Problem: Copy out all lines from the material that contain the string "Постоянное".

Materials provided:
************
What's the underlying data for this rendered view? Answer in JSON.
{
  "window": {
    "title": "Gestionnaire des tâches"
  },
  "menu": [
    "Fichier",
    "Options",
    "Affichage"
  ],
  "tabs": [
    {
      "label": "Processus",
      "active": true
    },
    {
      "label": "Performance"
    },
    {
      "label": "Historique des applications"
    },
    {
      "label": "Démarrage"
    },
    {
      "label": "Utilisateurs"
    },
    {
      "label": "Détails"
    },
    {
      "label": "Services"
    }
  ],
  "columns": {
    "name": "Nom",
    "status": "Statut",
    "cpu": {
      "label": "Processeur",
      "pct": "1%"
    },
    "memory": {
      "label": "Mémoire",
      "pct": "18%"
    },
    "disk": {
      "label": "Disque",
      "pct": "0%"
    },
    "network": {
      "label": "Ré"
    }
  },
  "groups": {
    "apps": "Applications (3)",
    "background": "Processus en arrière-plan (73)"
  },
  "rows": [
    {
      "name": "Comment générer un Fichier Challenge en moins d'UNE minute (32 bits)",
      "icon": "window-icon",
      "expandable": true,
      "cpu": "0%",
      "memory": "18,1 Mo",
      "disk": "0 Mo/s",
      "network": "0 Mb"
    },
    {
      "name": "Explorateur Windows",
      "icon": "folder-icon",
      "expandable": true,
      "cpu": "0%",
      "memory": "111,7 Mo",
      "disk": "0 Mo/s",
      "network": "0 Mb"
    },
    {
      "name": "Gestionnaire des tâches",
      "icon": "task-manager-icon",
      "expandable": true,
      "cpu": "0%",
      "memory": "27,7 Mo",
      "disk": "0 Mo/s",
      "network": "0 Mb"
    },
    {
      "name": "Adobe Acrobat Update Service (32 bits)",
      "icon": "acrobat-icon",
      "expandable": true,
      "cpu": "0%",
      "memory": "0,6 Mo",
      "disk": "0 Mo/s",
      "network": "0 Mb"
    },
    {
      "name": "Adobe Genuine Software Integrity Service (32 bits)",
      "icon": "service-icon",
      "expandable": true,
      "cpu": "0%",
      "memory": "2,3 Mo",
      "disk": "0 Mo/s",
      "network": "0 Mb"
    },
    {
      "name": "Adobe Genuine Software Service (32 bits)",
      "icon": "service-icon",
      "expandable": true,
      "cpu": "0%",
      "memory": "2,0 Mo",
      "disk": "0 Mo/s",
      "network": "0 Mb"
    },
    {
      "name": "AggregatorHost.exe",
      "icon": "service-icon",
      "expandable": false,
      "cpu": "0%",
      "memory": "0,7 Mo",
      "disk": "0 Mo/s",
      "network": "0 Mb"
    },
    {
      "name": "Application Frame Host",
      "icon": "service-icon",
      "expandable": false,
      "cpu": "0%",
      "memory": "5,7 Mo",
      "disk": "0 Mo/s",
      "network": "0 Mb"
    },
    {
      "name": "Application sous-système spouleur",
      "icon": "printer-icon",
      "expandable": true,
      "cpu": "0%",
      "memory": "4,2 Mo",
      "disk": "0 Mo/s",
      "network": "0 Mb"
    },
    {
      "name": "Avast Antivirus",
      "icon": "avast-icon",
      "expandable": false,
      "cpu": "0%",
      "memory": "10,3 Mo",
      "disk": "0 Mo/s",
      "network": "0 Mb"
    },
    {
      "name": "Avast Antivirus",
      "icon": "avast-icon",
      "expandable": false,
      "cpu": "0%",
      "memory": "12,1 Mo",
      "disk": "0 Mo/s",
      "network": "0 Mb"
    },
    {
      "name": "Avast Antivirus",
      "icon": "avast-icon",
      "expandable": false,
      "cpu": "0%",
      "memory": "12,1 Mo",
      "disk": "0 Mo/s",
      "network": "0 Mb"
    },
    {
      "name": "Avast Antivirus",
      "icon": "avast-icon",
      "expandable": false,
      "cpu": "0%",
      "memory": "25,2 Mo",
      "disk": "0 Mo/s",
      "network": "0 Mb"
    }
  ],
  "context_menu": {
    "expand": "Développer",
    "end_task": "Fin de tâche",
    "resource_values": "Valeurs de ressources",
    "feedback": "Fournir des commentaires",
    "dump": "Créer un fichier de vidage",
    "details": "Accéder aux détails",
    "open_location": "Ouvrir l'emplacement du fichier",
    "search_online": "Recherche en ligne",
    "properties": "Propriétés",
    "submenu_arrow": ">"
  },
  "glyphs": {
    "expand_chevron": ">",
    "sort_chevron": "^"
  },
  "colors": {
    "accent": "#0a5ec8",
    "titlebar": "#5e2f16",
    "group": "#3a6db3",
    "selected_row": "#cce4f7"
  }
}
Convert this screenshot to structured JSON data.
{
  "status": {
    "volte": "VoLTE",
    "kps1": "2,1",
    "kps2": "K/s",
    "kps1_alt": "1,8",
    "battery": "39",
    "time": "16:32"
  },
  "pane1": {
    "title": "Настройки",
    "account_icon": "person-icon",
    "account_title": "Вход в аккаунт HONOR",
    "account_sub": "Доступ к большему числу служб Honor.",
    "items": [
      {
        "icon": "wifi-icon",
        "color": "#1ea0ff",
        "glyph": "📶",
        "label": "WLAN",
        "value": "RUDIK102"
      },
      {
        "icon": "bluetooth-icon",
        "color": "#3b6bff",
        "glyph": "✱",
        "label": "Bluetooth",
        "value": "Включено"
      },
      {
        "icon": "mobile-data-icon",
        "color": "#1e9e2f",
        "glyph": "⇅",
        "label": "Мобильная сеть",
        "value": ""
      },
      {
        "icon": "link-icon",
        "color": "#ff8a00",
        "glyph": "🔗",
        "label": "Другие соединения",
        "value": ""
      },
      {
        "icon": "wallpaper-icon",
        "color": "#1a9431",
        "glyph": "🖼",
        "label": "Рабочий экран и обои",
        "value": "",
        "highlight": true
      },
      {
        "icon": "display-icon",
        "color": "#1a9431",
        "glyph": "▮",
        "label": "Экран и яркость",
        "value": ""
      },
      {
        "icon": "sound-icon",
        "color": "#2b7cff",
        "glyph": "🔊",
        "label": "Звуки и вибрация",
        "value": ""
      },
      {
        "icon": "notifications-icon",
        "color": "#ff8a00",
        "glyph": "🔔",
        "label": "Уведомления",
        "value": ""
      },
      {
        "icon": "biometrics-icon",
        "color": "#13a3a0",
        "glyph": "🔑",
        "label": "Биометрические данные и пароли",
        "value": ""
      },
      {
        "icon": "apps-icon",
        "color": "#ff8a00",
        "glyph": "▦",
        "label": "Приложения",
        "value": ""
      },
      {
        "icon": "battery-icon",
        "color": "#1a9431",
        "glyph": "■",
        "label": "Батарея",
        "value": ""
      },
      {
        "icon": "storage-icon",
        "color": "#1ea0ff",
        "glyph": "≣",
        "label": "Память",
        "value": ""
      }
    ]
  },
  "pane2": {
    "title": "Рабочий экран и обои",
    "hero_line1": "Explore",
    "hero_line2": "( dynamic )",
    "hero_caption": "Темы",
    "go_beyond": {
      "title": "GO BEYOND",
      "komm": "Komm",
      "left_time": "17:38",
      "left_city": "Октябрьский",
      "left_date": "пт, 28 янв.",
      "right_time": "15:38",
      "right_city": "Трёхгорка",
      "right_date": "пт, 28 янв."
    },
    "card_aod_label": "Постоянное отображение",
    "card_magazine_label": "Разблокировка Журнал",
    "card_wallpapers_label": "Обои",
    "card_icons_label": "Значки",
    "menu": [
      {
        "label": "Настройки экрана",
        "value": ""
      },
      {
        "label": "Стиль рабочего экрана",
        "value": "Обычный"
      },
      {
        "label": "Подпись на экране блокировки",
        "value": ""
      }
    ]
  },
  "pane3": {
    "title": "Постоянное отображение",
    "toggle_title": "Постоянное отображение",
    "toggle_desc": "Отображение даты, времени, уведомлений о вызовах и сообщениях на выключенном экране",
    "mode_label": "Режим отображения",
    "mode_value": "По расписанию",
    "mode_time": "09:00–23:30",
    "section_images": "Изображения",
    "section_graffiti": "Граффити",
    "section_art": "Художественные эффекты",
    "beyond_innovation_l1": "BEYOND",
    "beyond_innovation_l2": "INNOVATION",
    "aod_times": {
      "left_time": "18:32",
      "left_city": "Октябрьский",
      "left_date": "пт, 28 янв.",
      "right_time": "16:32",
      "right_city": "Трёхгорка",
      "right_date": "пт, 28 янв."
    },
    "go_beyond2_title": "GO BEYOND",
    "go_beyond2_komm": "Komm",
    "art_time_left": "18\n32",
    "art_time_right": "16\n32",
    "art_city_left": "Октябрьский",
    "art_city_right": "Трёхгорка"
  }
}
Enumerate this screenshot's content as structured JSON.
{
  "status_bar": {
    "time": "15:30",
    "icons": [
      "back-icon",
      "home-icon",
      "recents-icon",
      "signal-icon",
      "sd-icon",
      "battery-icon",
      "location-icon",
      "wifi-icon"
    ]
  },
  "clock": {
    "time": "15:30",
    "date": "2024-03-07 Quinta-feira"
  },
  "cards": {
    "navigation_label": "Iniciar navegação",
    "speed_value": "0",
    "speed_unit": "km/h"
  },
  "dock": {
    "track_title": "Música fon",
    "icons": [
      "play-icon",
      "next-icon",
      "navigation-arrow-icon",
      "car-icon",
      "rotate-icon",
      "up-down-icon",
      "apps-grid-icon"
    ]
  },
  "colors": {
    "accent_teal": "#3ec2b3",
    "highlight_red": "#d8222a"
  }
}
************
Written response:
    "card_aod_label": "Постоянное отображение",
    "title": "Постоянное отображение",
    "toggle_title": "Постоянное отображение",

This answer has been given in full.